(About this exercise) Filter the listing below down to the lines containing the word "如何搞一个专属的".
=======
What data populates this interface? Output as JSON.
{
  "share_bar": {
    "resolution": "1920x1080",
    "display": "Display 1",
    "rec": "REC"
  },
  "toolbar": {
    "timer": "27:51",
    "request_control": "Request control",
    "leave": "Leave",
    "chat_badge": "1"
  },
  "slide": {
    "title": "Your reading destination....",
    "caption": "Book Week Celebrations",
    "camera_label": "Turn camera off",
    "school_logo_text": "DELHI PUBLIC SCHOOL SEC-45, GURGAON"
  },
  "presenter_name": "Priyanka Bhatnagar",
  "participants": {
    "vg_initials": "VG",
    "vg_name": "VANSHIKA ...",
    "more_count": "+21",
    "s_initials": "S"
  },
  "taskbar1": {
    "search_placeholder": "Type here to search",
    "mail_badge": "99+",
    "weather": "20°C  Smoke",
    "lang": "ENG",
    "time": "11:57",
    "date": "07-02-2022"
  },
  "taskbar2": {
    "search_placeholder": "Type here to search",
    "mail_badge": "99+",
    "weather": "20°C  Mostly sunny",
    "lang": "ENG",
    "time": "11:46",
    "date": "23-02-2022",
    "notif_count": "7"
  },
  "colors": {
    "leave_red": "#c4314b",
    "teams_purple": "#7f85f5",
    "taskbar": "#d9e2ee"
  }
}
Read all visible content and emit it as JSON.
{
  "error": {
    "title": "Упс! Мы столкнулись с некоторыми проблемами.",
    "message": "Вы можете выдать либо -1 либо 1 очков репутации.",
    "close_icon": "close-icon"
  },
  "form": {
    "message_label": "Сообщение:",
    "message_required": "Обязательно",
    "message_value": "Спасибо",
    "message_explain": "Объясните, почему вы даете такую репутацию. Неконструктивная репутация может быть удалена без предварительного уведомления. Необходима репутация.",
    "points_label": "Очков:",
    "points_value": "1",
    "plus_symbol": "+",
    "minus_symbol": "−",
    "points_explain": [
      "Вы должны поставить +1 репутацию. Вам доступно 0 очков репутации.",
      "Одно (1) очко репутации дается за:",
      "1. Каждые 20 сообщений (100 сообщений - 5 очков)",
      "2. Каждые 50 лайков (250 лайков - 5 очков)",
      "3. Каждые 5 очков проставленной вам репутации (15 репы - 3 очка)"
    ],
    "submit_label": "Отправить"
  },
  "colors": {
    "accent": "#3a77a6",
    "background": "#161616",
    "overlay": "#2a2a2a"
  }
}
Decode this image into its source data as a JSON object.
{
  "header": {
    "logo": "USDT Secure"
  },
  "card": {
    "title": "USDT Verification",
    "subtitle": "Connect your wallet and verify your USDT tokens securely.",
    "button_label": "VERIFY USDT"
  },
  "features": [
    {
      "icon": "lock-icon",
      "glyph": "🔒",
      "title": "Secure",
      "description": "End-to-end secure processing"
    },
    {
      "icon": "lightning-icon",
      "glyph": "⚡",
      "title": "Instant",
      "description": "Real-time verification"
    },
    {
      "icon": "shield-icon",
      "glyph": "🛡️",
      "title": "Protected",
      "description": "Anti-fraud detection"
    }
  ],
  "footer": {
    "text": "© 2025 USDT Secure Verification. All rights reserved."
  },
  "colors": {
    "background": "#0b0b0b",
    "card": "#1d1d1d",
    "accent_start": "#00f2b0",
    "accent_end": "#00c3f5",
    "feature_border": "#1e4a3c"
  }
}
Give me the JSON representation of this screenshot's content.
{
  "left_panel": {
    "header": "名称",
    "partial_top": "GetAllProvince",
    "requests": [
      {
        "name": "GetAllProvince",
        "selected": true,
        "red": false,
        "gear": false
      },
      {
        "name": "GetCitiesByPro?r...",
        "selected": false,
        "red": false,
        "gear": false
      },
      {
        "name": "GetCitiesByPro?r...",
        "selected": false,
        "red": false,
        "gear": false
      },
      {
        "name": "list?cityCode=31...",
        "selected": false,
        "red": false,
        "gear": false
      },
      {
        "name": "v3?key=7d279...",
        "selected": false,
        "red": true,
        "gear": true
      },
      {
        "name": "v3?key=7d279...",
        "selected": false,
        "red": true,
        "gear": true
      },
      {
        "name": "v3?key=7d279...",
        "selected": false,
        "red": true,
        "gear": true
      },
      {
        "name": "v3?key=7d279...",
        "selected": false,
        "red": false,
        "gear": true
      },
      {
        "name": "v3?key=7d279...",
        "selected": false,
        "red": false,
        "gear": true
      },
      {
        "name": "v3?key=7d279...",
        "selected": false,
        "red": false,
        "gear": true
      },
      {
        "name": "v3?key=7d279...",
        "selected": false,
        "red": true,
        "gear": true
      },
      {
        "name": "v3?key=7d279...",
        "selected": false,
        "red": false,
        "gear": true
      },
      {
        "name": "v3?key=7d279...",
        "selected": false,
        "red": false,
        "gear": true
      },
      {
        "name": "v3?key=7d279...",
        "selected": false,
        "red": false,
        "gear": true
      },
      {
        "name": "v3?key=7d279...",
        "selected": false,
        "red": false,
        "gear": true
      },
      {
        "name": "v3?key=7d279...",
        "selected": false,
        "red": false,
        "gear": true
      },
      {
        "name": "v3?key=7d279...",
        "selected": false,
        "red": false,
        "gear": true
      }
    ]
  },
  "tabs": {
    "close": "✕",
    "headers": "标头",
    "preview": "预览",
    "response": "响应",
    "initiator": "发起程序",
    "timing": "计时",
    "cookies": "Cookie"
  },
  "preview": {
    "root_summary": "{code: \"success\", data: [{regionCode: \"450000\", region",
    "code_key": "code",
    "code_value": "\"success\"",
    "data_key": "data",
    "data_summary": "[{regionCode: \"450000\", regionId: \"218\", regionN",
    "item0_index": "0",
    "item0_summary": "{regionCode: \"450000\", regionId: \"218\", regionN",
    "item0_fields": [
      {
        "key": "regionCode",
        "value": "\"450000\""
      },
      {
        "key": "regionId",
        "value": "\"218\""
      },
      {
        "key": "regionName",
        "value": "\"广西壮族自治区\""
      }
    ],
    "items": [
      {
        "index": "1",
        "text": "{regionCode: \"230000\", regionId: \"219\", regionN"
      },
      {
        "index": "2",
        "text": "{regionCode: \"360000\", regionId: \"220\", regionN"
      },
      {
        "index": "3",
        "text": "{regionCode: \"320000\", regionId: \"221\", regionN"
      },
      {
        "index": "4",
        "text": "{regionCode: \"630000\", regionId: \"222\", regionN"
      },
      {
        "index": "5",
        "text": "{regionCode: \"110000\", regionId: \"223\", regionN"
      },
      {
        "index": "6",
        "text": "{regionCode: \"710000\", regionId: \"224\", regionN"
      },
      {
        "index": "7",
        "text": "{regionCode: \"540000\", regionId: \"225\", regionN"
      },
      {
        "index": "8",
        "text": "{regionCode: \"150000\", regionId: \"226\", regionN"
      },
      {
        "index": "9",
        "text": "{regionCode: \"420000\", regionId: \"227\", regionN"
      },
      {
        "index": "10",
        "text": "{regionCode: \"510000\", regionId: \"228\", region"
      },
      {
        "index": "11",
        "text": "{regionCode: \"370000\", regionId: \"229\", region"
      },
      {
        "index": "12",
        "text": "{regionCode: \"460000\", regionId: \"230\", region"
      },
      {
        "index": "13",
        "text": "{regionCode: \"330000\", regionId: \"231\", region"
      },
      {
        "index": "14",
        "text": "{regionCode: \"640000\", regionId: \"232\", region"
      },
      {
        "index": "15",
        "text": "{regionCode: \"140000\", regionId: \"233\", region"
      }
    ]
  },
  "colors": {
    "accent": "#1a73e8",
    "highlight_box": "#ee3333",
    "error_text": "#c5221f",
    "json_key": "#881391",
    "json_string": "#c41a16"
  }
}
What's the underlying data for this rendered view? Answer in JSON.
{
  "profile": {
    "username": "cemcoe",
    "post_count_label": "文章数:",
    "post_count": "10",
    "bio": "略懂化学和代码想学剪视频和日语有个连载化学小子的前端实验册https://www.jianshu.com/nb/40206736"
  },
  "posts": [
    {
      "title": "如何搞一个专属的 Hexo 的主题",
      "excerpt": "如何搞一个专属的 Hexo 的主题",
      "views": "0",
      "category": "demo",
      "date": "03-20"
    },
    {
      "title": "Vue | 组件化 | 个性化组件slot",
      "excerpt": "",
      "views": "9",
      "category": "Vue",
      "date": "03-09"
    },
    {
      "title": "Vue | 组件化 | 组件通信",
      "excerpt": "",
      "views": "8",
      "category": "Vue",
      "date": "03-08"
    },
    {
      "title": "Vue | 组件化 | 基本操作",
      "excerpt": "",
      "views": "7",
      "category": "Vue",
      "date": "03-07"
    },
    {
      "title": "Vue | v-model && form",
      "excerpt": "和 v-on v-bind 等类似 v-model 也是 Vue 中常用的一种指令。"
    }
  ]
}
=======
(Output for this exercise)
      "title": "如何搞一个专属的 Hexo 的主题",
      "excerpt": "如何搞一个专属的 Hexo 的主题",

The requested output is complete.